Last year, real-estate developer and art collector Ron Pizzuti opened the doors to the Pizzuti Collection in the Short North, a venue at which to showcase his vast art collection. After purchasing his first piece of art in 1972, he has since amassed more than 1,500 works by artists ranging from Frank Stella to Ai [...]
Ohio Historical Society Will Recount Statuary Hall Ballots
Listen to the Story
For the past several months Ohioans have been voting on the historical figure they’d like to see in the U.S. Capitol’s Statuary Hall. On Wednesday the Ohio Historical Society announced that Thomas Edison, who was born in Milan, Ohio, was the top vote getter among a group of ten of the state’s historical figures. The society said that about 37,000 ballots had been cast. Then Wednesday night the society revised its figures, saying that about 10,000 ballots were inadvertently overlooked. Now Ohio Historical Society spokeswoman Kim Schuette says a third party will be obtained to recount the ballots.

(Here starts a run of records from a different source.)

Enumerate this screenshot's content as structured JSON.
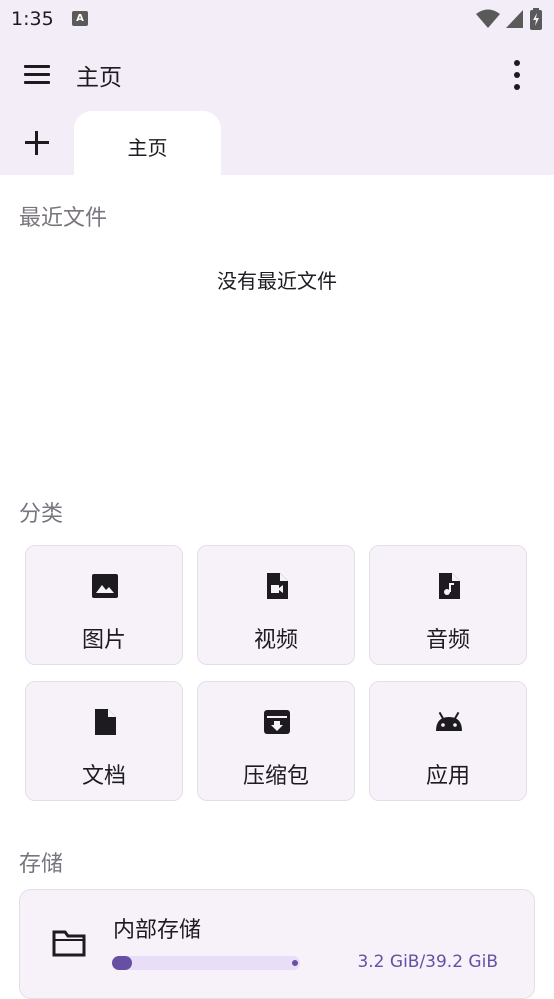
{
  "status_bar": {
    "time": "1:35",
    "notification_icon": "A"
  },
  "app_bar": {
    "title": "主页",
    "menu_icon": "hamburger-menu-icon",
    "more_icon": "more-vert-icon"
  },
  "tabs": [
    {
      "label": "主页",
      "selected": true
    }
  ],
  "recent": {
    "title": "最近文件",
    "empty_text": "没有最近文件"
  },
  "categories": {
    "title": "分类",
    "items": [
      {
        "label": "图片",
        "icon": "image-icon"
      },
      {
        "label": "视频",
        "icon": "video-file-icon"
      },
      {
        "label": "音频",
        "icon": "audio-file-icon"
      },
      {
        "label": "文档",
        "icon": "document-icon"
      },
      {
        "label": "压缩包",
        "icon": "archive-icon"
      },
      {
        "label": "应用",
        "icon": "android-icon"
      }
    ]
  },
  "storage": {
    "title": "存储",
    "items": [
      {
        "name": "内部存储",
        "size_text": "3.2 GiB/39.2 GiB",
        "used_fraction": 0.082
      }
    ]
  },
  "colors": {
    "header_bg": "#f2edf7",
    "accent": "#6750a4",
    "card_bg": "#f7f2fa"
  }
}
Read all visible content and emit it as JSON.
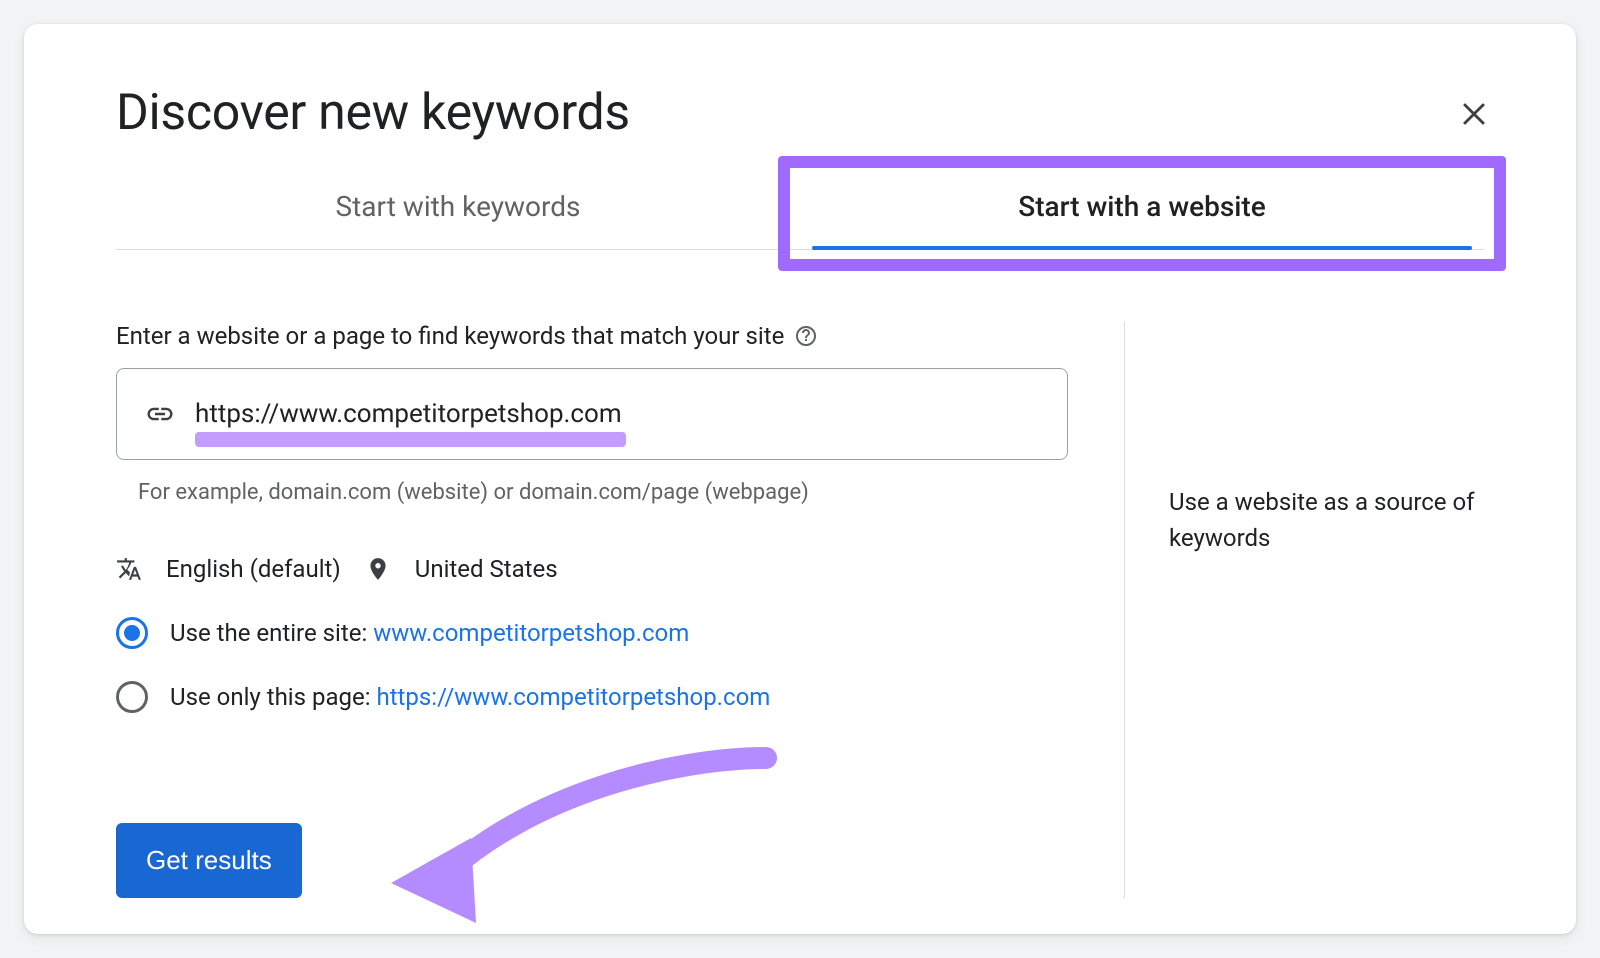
{
  "header": {
    "title": "Discover new keywords"
  },
  "tabs": {
    "keywords": "Start with keywords",
    "website": "Start with a website"
  },
  "form": {
    "label": "Enter a website or a page to find keywords that match your site",
    "url_value": "https://www.competitorpetshop.com",
    "example": "For example, domain.com (website) or domain.com/page (webpage)"
  },
  "settings": {
    "language": "English (default)",
    "location": "United States"
  },
  "scope": {
    "entire_label": "Use the entire site: ",
    "entire_link": "www.competitorpetshop.com",
    "page_label": "Use only this page: ",
    "page_link": "https://www.competitorpetshop.com"
  },
  "hint": "Use a website as a source of keywords",
  "cta": "Get results"
}
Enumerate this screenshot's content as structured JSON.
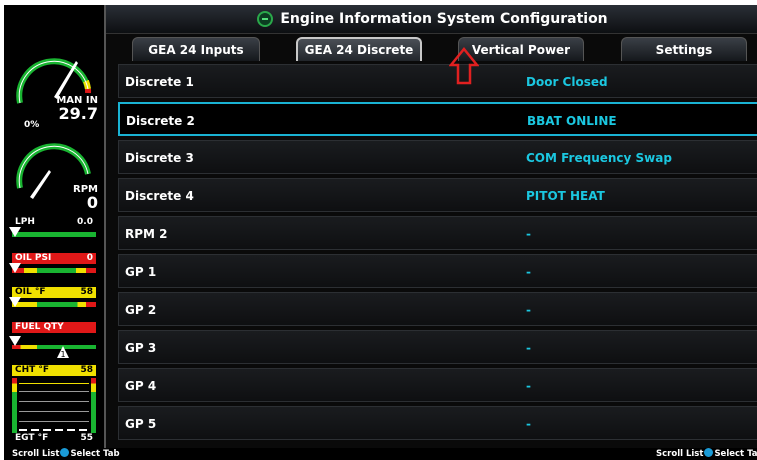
{
  "title": "Engine Information System Configuration",
  "tabs": [
    {
      "label": "GEA 24 Inputs",
      "active": false
    },
    {
      "label": "GEA 24 Discrete",
      "active": true
    },
    {
      "label": "Vertical Power",
      "active": false
    },
    {
      "label": "Settings",
      "active": false
    }
  ],
  "rows": [
    {
      "name": "Discrete 1",
      "value": "Door Closed",
      "selected": false
    },
    {
      "name": "Discrete 2",
      "value": "BBAT ONLINE",
      "selected": true
    },
    {
      "name": "Discrete 3",
      "value": "COM Frequency Swap",
      "selected": false
    },
    {
      "name": "Discrete 4",
      "value": "PITOT HEAT",
      "selected": false
    },
    {
      "name": "RPM 2",
      "value": "-",
      "selected": false
    },
    {
      "name": "GP 1",
      "value": "-",
      "selected": false
    },
    {
      "name": "GP 2",
      "value": "-",
      "selected": false
    },
    {
      "name": "GP 3",
      "value": "-",
      "selected": false
    },
    {
      "name": "GP 4",
      "value": "-",
      "selected": false
    },
    {
      "name": "GP 5",
      "value": "-",
      "selected": false
    }
  ],
  "engine": {
    "man_in": {
      "label": "MAN IN",
      "value": "29.7",
      "min_label": "0%"
    },
    "rpm": {
      "label": "RPM",
      "value": "0"
    },
    "lph": {
      "label": "LPH",
      "value": "0.0"
    },
    "oil_psi": {
      "label": "OIL PSI",
      "value": "0"
    },
    "oil_f": {
      "label": "OIL °F",
      "value": "58"
    },
    "fuel_qty": {
      "label": "FUEL QTY"
    },
    "cht": {
      "label": "CHT °F",
      "value": "58"
    },
    "egt": {
      "label": "EGT °F",
      "value": "55"
    }
  },
  "footer": {
    "left_scroll": "Scroll List",
    "left_select": "Select Tab",
    "right_scroll": "Scroll List",
    "right_select": "Select Ta"
  },
  "colors": {
    "accent_cyan": "#1bc7e0",
    "selection_border": "#1ab3d4",
    "gauge_green": "#19b431",
    "caution_yellow": "#f0e000",
    "warning_red": "#e01818",
    "annotation_arrow": "#e02020"
  }
}
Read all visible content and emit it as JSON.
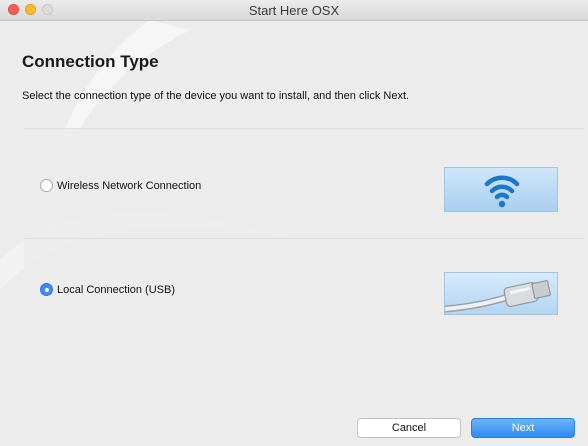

“We discovered some ballots that were not counted,” Schuette said. “It was an oversight and we thought that the best way to ensure that people had confidence in the final tally was to ask for a volunteer to audit the ballots.”
Q: How many ballots were uncounted and how did they go uncounted?
“There were approximately 10,000 ballots. They were stored in a room that was not used and the ballots were not counted as an oversight,” Schuette says.
Q: I know it’s hard to predict but do you expect another winner might emerge because close to 10,000 ballots went uncounted?
“No we’re confident that these ballots are the final tally,” Schuette says. “Now with all recounts there’s always a margin of why ballots are disallowed because they’re not appropriately filled out according to the rules set forth in the election. But we are fairly confident that they will within a margin of error will hold steady.”
Q: This isn’t another irregularity in state of Ohio voting is it?
“No. We all along said that we are not the Secretary of State’s office. This popular election is clearly that. It was a gauge of people’s opinions about who they thought should represent the state of Ohio in Statuary Hall. It’s not an actual election however we feel that we need to do our due diligence and ensure that the tally that we give to the statuary hall committee is the best the final numbers of what the people of Ohio voted for,” Schuette says.
Even with the addition of 10,000 votes, Schuette says Thomas Edison remains Ohio’s favorite. Schuette says the society hopes to complete the recount before the end of the month – in time for a meeting of the statuary committee who will make a recommendation to the Ohio Legislature. That recommendation will then be voted on by state lawmakers.